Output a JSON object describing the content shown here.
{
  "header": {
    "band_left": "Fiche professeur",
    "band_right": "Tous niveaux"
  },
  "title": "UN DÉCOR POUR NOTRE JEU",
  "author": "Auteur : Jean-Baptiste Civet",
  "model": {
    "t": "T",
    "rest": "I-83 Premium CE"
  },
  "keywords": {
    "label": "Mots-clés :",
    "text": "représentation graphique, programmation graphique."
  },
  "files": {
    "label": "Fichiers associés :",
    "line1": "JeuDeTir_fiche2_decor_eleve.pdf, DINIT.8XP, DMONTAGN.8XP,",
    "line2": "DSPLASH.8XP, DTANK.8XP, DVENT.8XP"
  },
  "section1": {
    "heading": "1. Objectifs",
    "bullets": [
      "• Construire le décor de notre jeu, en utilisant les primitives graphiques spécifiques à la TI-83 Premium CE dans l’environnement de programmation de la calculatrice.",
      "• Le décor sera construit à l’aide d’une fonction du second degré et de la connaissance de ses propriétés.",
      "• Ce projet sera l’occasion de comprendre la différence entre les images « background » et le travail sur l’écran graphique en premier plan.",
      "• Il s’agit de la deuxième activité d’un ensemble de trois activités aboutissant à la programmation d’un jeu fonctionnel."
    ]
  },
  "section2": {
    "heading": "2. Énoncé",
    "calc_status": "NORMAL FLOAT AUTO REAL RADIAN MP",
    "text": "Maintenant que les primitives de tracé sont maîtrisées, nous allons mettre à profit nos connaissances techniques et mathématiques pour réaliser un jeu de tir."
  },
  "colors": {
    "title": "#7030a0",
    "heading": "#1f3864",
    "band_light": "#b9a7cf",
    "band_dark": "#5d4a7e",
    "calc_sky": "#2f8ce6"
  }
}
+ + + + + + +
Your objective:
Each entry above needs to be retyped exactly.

Your solution:
Output a JSON object describing the content shown here.
{
  "header": {
    "band_left": "Fiche professeur",
    "band_right": "Tous niveaux"
  },
  "title": "UN DÉCOR POUR NOTRE JEU",
  "author": "Auteur : Jean-Baptiste Civet",
  "model": {
    "t": "T",
    "rest": "I-83 Premium CE"
  },
  "keywords": {
    "label": "Mots-clés :",
    "text": "représentation graphique, programmation graphique."
  },
  "files": {
    "label": "Fichiers associés :",
    "line1": "JeuDeTir_fiche2_decor_eleve.pdf, DINIT.8XP, DMONTAGN.8XP,",
    "line2": "DSPLASH.8XP, DTANK.8XP, DVENT.8XP"
  },
  "section1": {
    "heading": "1. Objectifs",
    "bullets": [
      "• Construire le décor de notre jeu, en utilisant les primitives graphiques spécifiques à la TI-83 Premium CE dans l’environnement de programmation de la calculatrice.",
      "• Le décor sera construit à l’aide d’une fonction du second degré et de la connaissance de ses propriétés.",
      "• Ce projet sera l’occasion de comprendre la différence entre les images « background » et le travail sur l’écran graphique en premier plan.",
      "• Il s’agit de la deuxième activité d’un ensemble de trois activités aboutissant à la programmation d’un jeu fonctionnel."
    ]
  },
  "section2": {
    "heading": "2. Énoncé",
    "calc_status": "NORMAL FLOAT AUTO REAL RADIAN MP",
    "text": "Maintenant que les primitives de tracé sont maîtrisées, nous allons mettre à profit nos connaissances techniques et mathématiques pour réaliser un jeu de tir."
  },
  "colors": {
    "title": "#7030a0",
    "heading": "#1f3864",
    "band_light": "#b9a7cf",
    "band_dark": "#5d4a7e",
    "calc_sky": "#2f8ce6"
  }
}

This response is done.